• **Work to be completed**: Read through the entries below and return each line with the word "Surrey".

• **Recorded information**:
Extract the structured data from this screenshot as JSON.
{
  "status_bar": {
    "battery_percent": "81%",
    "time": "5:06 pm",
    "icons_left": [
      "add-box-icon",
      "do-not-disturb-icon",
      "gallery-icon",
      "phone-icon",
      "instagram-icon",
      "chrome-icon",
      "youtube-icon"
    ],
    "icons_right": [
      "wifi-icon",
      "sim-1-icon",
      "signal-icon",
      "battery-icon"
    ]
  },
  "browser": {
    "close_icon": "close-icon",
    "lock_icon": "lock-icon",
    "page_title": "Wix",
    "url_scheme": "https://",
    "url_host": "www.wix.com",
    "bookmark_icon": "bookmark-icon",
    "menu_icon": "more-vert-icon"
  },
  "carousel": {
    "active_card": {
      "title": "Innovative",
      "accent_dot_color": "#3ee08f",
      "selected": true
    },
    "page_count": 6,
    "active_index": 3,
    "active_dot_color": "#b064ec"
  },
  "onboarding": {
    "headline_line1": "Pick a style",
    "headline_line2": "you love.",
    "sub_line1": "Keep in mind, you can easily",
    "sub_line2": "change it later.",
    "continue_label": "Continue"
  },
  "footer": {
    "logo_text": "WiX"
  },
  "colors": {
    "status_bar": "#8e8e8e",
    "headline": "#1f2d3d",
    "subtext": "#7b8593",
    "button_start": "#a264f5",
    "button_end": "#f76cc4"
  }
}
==
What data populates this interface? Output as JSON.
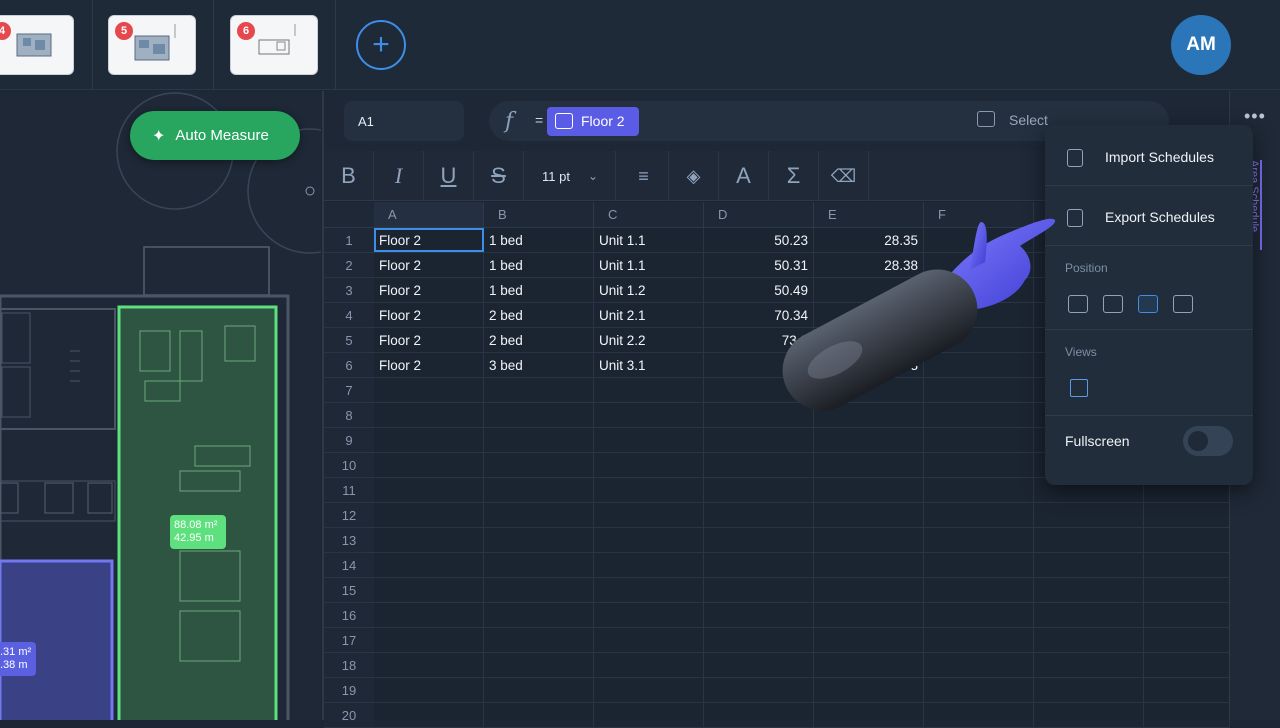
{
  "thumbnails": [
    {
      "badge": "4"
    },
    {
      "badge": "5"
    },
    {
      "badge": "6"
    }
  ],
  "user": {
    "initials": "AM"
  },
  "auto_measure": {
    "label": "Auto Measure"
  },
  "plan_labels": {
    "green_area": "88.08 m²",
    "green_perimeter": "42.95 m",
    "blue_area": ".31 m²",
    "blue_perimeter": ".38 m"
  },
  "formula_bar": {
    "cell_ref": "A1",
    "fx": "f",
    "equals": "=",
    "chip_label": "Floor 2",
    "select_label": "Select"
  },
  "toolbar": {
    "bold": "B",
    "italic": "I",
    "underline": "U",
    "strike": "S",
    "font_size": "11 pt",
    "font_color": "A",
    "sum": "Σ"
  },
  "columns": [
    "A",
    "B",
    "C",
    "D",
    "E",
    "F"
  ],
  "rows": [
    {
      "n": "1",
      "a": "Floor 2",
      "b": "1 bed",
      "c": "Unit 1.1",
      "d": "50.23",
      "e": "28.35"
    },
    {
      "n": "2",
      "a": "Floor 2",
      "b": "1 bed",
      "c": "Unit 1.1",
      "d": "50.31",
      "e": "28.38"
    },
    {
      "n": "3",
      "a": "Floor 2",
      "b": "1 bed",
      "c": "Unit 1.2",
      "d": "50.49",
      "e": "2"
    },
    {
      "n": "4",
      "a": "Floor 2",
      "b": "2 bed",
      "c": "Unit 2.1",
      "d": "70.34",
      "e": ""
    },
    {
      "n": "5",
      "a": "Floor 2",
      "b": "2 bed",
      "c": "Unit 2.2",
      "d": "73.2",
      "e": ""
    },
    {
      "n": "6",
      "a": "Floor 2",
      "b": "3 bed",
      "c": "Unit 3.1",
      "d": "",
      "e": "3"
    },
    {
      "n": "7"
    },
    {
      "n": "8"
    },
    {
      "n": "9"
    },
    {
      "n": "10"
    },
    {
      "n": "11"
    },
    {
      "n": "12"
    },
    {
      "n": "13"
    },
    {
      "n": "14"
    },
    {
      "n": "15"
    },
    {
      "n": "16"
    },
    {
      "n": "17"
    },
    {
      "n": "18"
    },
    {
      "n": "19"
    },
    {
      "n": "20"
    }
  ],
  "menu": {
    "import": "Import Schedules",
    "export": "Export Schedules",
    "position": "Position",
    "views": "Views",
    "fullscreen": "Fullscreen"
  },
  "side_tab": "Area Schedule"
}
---
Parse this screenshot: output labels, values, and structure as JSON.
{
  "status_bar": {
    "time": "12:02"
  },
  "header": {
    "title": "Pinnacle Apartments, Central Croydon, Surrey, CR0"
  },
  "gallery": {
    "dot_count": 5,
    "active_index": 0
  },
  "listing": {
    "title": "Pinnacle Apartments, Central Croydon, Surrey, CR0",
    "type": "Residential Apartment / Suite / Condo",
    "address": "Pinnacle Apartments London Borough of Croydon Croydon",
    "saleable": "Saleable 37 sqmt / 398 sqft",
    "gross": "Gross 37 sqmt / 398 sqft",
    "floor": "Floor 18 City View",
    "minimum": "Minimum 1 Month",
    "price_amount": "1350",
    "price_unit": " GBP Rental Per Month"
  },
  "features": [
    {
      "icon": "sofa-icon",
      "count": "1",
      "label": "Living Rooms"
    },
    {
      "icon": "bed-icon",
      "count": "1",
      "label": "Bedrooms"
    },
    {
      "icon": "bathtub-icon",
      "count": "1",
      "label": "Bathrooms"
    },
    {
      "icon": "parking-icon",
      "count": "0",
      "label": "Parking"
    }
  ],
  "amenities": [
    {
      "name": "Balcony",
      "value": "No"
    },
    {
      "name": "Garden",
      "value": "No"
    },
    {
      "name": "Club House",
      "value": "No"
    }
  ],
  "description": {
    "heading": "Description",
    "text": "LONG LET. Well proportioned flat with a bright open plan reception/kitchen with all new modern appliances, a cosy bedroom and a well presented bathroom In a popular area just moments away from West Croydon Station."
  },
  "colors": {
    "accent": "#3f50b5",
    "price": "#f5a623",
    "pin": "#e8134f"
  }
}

• **Solution to the problem**:
    "title": "Pinnacle Apartments, Central Croydon, Surrey, CR0"
    "title": "Pinnacle Apartments, Central Croydon, Surrey, CR0",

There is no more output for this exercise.